The Language Assessment team surveyed the Alagwa language in 1995. Considering the data collected at that time it is evident that the language is a vital and viable language. It reveals no danger of shifting to Swahili in the near future. It is in a diglossic situation, with many people knowing both languages. Swahili is used in school, population centers of mixed languages and with outsiders. Alagwa is used in all other domains.

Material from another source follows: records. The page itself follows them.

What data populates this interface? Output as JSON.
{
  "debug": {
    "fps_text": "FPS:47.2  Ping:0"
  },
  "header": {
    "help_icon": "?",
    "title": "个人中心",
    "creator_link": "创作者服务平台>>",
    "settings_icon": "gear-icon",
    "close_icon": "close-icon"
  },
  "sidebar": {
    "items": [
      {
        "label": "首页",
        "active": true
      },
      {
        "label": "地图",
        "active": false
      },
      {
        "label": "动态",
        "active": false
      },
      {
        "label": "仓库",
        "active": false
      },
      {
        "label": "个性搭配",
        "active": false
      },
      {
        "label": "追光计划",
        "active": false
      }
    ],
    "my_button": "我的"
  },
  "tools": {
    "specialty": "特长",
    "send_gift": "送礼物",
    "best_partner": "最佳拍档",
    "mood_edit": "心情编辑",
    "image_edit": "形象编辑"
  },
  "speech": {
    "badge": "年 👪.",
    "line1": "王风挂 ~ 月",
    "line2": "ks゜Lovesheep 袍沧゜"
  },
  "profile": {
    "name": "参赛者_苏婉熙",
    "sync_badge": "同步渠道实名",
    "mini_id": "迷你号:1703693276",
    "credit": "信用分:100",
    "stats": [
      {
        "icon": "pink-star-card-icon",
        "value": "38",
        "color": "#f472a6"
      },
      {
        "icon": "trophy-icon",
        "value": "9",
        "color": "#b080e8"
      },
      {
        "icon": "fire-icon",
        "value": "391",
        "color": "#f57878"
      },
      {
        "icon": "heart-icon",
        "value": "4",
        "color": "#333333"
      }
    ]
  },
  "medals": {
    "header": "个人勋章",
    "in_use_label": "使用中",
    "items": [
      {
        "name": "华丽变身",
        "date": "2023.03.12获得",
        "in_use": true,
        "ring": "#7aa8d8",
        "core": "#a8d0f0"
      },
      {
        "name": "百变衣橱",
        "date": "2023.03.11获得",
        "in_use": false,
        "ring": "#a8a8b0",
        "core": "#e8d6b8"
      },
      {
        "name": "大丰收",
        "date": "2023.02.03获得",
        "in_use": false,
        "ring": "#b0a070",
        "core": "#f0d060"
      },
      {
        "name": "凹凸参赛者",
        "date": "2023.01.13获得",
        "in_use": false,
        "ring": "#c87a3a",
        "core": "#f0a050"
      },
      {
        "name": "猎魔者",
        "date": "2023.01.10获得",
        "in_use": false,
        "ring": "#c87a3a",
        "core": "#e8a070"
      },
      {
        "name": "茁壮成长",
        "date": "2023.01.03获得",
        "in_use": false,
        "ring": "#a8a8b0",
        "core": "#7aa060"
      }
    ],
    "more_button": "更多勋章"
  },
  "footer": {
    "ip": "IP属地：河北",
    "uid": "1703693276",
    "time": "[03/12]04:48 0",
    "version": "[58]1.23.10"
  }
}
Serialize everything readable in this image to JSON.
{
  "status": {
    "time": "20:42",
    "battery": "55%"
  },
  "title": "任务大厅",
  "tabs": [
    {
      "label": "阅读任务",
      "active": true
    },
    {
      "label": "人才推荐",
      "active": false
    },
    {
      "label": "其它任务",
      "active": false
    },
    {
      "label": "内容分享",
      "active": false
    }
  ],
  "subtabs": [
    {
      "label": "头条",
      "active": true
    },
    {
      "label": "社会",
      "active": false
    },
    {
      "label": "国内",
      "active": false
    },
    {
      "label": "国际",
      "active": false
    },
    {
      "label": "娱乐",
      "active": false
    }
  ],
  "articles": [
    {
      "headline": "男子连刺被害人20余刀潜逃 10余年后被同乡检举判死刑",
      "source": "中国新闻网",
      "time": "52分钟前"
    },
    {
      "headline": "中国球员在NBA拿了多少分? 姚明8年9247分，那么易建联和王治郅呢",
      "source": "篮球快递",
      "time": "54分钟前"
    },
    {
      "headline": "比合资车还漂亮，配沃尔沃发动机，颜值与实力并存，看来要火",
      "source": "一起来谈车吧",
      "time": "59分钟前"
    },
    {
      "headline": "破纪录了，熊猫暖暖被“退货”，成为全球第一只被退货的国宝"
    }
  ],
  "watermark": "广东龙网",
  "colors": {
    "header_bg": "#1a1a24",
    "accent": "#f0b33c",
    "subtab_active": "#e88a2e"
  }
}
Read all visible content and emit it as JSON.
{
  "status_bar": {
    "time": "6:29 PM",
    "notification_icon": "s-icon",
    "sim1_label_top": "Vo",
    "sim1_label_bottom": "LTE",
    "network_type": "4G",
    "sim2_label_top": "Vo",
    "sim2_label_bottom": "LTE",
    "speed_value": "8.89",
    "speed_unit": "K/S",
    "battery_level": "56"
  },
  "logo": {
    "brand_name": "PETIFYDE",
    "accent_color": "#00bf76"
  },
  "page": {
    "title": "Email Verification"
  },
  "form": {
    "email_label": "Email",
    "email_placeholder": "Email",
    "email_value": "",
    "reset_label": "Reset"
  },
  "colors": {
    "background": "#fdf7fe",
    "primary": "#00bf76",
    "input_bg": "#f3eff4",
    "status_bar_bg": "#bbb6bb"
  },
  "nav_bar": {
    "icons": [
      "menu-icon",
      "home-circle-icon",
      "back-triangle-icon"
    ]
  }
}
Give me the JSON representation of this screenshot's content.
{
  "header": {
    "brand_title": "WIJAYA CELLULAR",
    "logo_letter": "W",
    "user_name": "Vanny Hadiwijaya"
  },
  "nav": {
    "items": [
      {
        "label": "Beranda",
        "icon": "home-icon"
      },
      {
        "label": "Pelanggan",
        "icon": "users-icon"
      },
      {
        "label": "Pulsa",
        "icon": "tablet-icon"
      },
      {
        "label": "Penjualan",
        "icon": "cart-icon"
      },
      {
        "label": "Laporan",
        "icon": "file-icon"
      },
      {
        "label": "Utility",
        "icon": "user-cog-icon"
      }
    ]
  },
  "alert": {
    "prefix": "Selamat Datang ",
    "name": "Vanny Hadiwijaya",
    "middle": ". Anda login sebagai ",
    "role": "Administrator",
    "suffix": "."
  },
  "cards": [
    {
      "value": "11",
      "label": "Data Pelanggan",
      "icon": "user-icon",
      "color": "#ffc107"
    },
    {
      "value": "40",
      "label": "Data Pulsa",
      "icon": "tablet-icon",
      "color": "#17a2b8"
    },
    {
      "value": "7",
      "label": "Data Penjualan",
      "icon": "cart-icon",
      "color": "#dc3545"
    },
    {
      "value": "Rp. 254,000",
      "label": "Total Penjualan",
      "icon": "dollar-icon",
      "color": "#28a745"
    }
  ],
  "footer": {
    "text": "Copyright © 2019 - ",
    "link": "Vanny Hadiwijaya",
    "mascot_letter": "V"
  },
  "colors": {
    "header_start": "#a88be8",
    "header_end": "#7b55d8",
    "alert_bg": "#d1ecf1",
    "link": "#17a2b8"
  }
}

The people have deep pride in their language and expect it to endure. This strong attitude toward Alagwa creates a unity for the people as a whole, and it draws them together as a separate people group. At the same time the people seem to respect the national language, Swahili, because of the freedom of mobility it allows. They appreciate its advantage as a means of wider communication and national identity, and they do value it as such. However, since it is a vastly different language from their own, they (especially the women) are likely to fall out of practice using it unless they are living in a very mixed community or going on to secondary school.
Two teams started work among the Alagwa people, and it has been temporarily suspended due to lack of personnel. Please pray that this project will be assigned new personnel and be reactivated.
The language is very closely related to Burunge, so it is envisioned that after initial linguistics is done, translation could be facilitated through adaptation from Burunge.